> _Work required_
Where does the string "dpad" occur in the records? Copy each line that holds it.

> _Element data from apps and pages_
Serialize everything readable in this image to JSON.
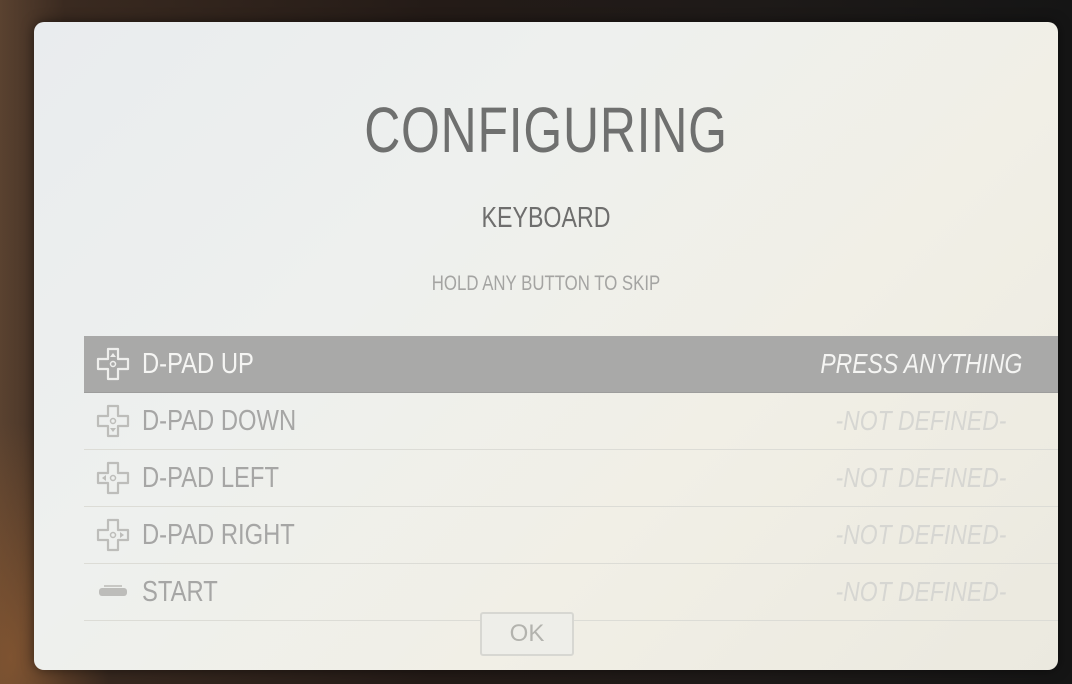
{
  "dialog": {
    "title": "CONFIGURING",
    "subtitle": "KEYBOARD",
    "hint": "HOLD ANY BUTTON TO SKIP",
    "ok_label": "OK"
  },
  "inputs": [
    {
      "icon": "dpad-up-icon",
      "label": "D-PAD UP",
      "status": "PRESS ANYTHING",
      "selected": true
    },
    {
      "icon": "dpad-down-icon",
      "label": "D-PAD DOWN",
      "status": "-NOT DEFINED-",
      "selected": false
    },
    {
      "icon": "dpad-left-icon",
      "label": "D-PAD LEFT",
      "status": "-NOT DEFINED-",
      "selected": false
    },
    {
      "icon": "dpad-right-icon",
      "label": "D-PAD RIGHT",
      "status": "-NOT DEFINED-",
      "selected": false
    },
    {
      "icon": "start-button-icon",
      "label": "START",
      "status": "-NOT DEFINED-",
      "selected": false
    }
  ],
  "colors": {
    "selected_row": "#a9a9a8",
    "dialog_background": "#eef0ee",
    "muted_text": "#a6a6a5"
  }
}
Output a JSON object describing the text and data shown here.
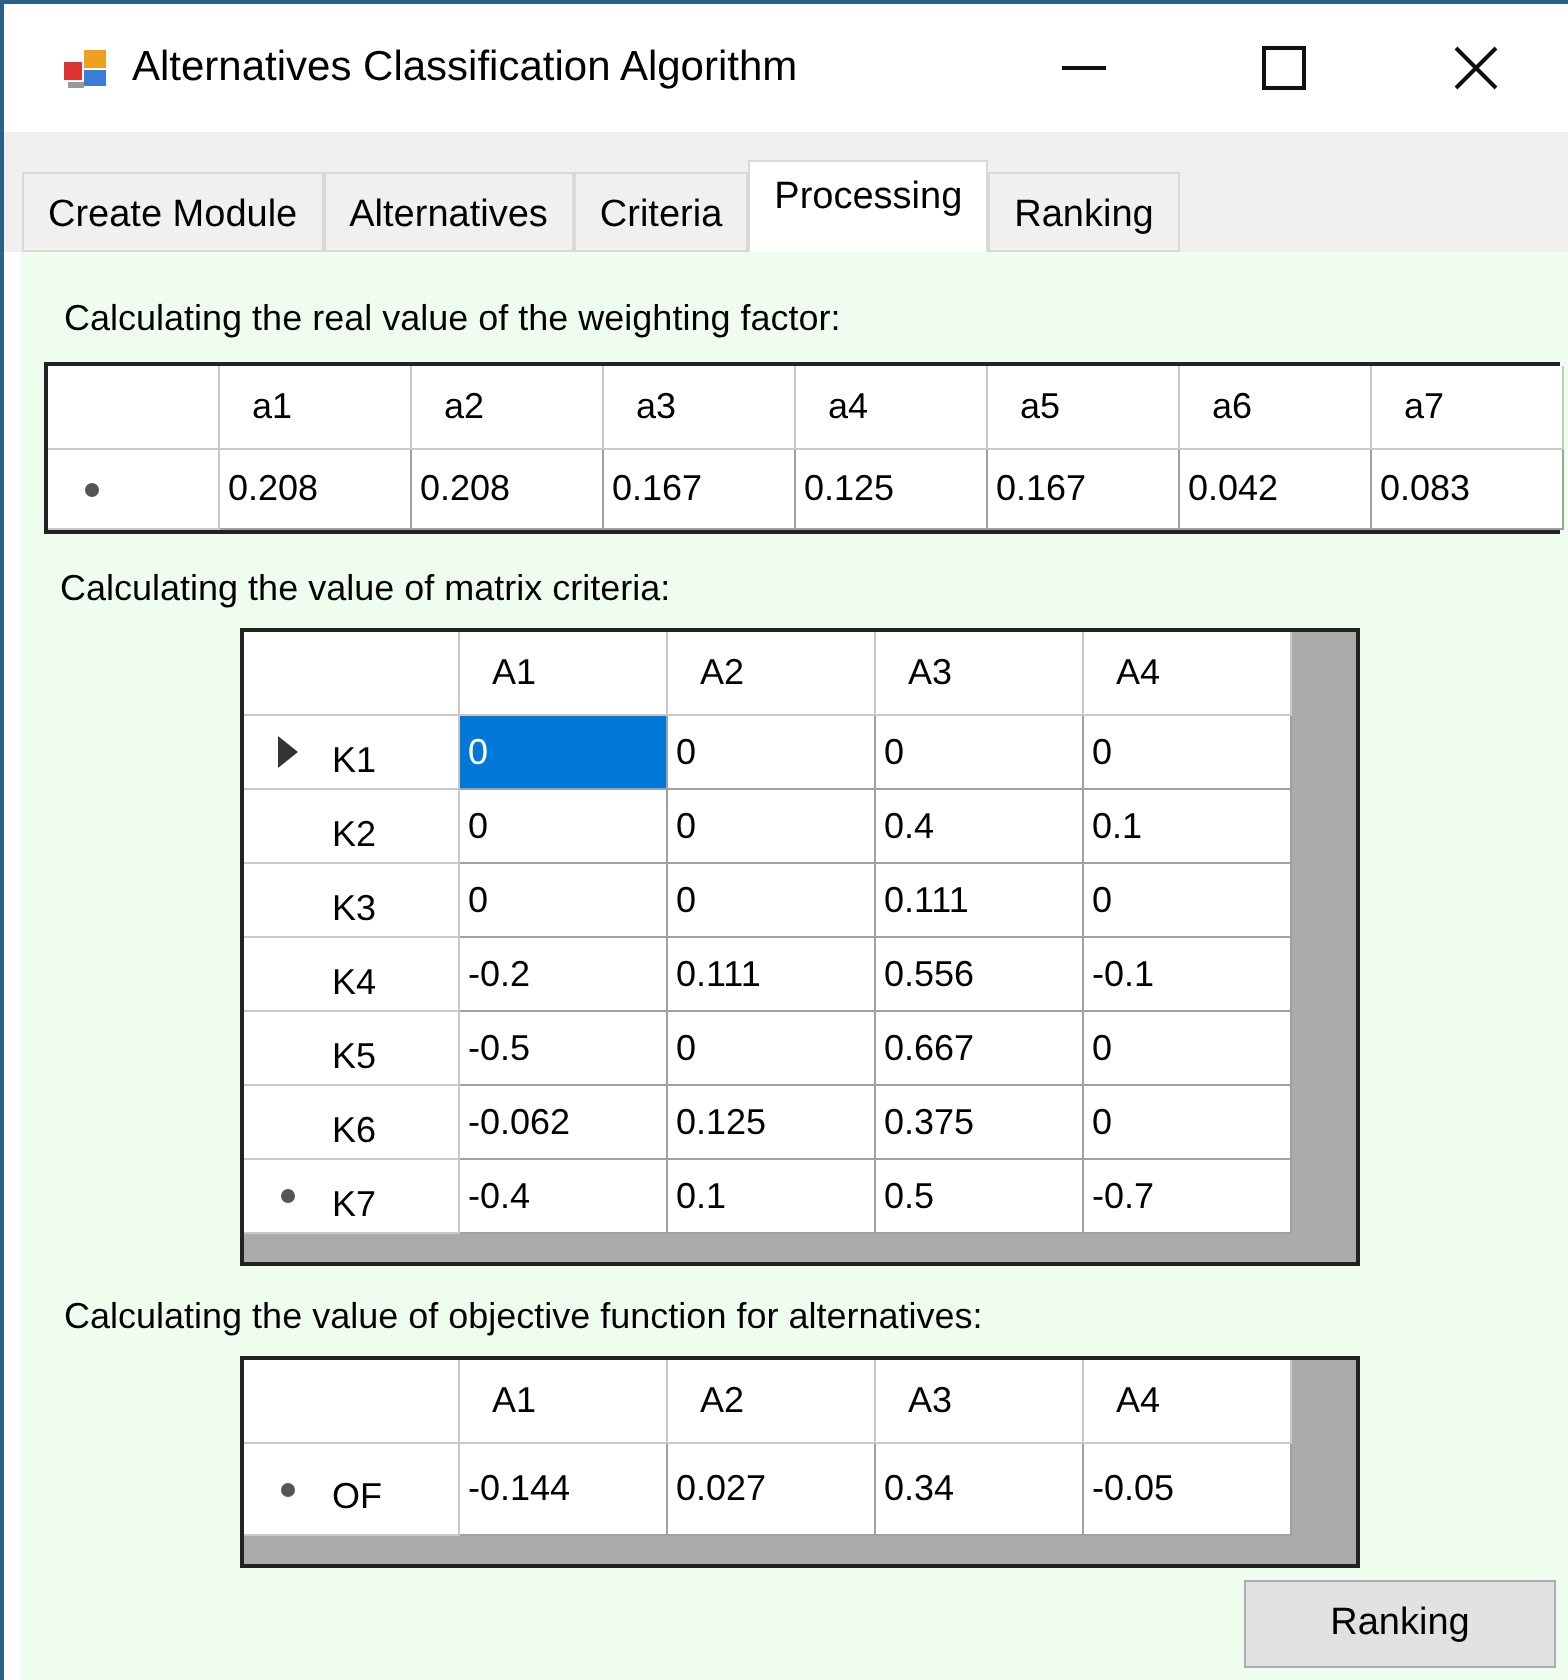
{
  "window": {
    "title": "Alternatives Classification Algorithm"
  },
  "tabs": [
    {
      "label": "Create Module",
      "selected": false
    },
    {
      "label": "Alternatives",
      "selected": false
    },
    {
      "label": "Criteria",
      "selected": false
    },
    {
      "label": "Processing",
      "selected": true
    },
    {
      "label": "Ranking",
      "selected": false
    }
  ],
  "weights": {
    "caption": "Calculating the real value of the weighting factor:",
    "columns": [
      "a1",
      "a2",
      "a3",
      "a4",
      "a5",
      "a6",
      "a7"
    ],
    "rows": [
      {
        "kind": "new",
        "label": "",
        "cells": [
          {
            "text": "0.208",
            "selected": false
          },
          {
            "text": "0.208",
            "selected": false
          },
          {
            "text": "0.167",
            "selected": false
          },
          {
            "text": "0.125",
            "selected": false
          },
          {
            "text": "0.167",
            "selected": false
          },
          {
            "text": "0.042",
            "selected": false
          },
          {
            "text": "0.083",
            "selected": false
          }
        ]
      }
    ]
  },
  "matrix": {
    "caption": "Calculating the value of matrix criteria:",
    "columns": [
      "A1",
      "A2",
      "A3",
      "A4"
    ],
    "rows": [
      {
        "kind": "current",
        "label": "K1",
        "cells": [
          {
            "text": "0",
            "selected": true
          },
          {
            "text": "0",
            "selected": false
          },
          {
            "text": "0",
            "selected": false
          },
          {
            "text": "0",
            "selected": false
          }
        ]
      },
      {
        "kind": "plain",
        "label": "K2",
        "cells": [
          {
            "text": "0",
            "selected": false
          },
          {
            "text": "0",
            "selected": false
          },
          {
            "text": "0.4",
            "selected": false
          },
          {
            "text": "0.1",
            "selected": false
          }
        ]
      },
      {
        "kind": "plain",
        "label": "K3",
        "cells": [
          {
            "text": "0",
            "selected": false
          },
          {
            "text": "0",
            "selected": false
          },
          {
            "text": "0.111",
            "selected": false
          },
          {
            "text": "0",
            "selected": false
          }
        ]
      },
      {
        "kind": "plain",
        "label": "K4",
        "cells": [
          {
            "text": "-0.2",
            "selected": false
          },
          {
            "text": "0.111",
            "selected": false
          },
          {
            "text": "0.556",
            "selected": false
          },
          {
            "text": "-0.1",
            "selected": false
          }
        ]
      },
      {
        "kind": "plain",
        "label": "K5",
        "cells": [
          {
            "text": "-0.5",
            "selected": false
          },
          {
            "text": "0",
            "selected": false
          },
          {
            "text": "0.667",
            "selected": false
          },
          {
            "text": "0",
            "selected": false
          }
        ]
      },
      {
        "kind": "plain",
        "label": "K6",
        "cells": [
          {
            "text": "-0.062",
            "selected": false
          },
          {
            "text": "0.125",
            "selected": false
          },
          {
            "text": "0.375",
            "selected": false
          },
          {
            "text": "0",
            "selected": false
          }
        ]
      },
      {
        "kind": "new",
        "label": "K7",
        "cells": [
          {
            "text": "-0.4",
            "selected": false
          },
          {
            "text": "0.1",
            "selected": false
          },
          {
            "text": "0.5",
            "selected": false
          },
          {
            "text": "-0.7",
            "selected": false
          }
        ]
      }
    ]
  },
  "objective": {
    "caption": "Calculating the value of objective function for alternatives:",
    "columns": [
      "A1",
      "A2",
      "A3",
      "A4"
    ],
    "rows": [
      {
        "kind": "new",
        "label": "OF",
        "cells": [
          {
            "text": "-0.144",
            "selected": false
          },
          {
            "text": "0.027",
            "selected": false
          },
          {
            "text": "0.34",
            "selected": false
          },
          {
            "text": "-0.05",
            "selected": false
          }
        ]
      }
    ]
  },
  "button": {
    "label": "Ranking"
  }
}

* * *

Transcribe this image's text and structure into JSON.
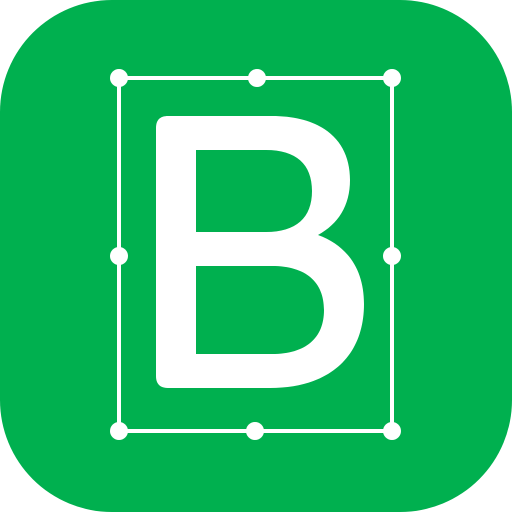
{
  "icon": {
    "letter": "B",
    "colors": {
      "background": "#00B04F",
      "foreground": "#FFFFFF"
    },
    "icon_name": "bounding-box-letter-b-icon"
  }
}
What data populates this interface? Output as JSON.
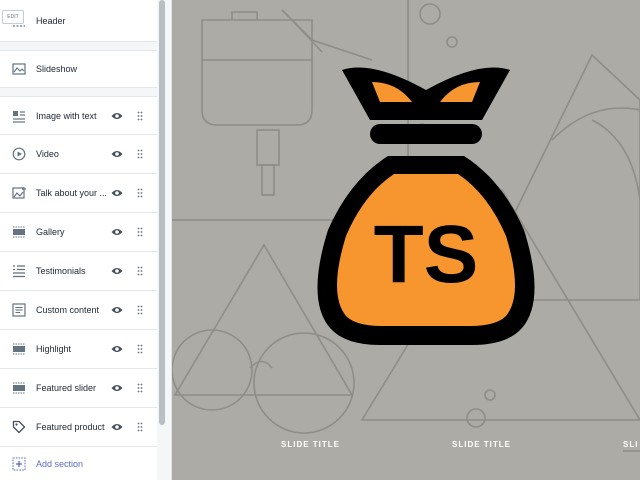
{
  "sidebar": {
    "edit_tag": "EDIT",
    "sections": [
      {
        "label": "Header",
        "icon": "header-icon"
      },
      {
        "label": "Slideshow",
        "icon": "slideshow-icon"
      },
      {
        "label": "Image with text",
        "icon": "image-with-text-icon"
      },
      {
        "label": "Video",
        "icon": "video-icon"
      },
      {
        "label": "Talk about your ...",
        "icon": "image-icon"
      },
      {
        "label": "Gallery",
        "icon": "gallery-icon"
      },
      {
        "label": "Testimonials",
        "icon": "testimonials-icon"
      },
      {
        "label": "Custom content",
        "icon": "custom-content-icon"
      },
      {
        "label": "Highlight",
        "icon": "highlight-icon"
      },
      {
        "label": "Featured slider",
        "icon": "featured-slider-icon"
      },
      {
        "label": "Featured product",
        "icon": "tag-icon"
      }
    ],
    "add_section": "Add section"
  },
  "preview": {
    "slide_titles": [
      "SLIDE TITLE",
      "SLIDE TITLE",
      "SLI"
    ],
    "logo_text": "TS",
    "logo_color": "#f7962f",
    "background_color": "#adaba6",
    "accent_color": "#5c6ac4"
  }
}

> _Task response_
      "icon": "dpad-up-icon",
      "icon": "dpad-down-icon",
      "icon": "dpad-left-icon",
      "icon": "dpad-right-icon",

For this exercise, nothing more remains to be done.